Models in society
According to Mugisha, the trained religious leaders and their families have been the first beneficiaries of the knowledge they acquired.
“A pastor in Kitgum after the training installed a hand-washing facility outside his latrine at home. In so doing the religious leaders are acting as models for other families in their communities”
Some leaders went as far as orienting other religious leaders under their jurisdiction on the KFCPs so that they could also share with their communities. Alex Ojwe, a catechist in the Catholic Church in Lamwo district trained all 7 zonal leaders in his sub parish on the KFCPs. He also follows up to ensure they are sharing messages with their communities.
Religious leaders have continued to integrate KFCPs in their pastoral work. This has been through incorporating messages on KFCPs in their sermons on worship days on general practices like WASH, immunization, importance of education, staying in school, avoiding unwanted pregnancy, nutrition and sleeping under treated mosquito nets. Many of these messages are reinforced with scriptures that encourage particular behaviour.
Other fora being utilized by religious leaders are the religious ceremonies and rituals such as dedication prayers, counselling, funerals and weddings where religious leaders take advantage to share simple KFCP messages that are suitable for the audience at a given function.
According to Fr. Adrian Lugaba from Aboke Catholic Parish, Diocese of Lira, during holiday season, the religious leaders schedule and undertake many activities to engage in and out-of-school youth. These include youth camps, fellowships, bible studies and other youth and adolescent-focused activities.
“The gatherings are used to share spiritual matters, morals and life skills and I always talk about avoiding early pregnancy and responsible behaviour,” he says.
The leaders have also used men’s gatherings such as father’s union meetings and women gatherings like mothers’ union to address issues to do with families.
In the pipeline
Apart from the 272, IRCU intends to train more 600 religious leaders on how to effectively communicate KFCPs to youth groups, men and women in order to foster behaviour change and thus reduce child and maternal deaths. A number of activities have been undertaken to ensure that they are well-trained.
To this end, IRCU has held discussions with six trainers for the Karamoja region. Firstly; to update them on the new draft manual for the KFCPs since the practices have been increased to 22 and secondly to agree on scheduling for the upcoming trainings. A draft program for training has also been agreed between IRCU and the trainers. Apart from these engagements, selection of the religious leaders to undergo training has been finalized.
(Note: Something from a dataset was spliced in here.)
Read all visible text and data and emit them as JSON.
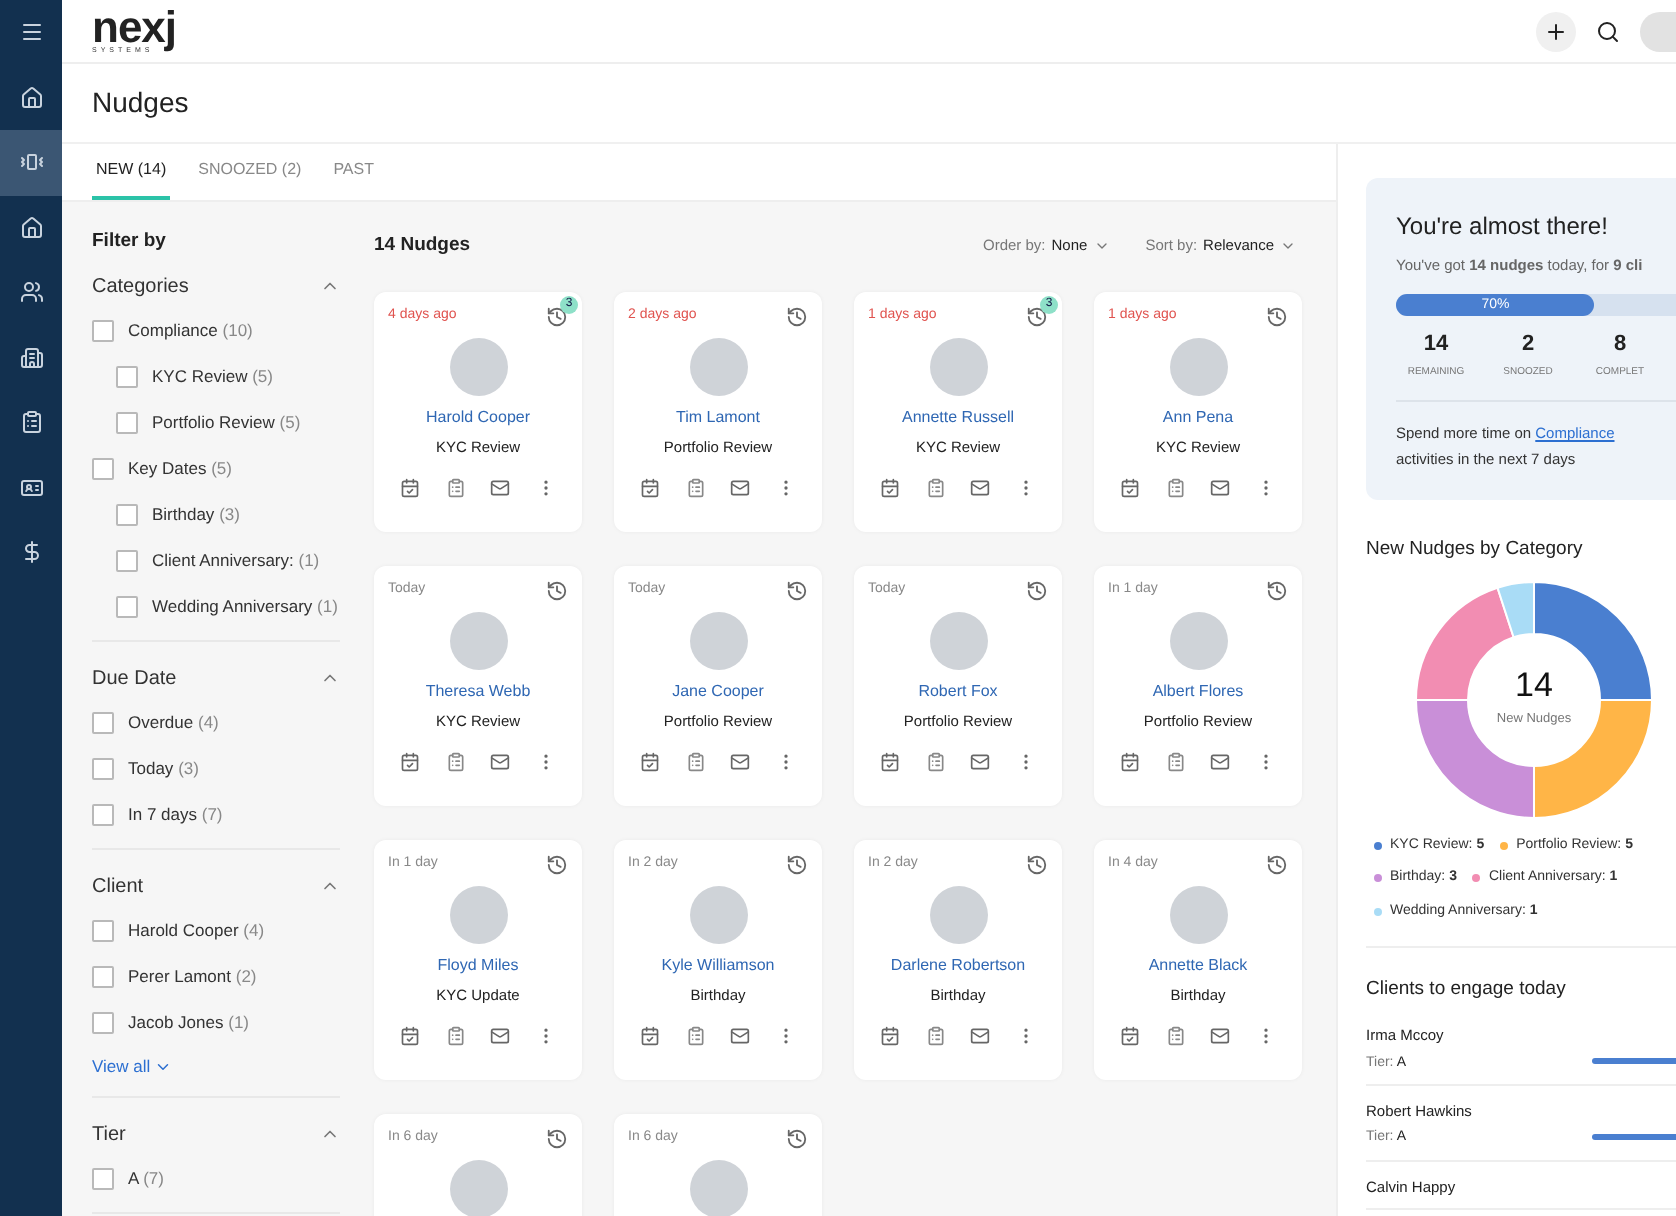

Selection was based on a criteria agreed between IRCU and the Institutionalized Faith Based Organizations.
Unlike the previous program that was majorly executed by IRCU, this initiative is being coordinated by the IRCU Secretariat while the member bodies carry out implementation using their structures. The bodies implementing the program are, the Catholic Church, the Seventh-Day Adventist church, the Uganda Muslim Supreme Council, the Church of Uganda and the Orthodox church. IRCU has held at least six (6) planning meetings with its member bodies. These meetings have helped in shaping the initiative, agreeing on roles, time schedules for implementation and the general mode of operation of the program.
Trained commenced in April till June 2017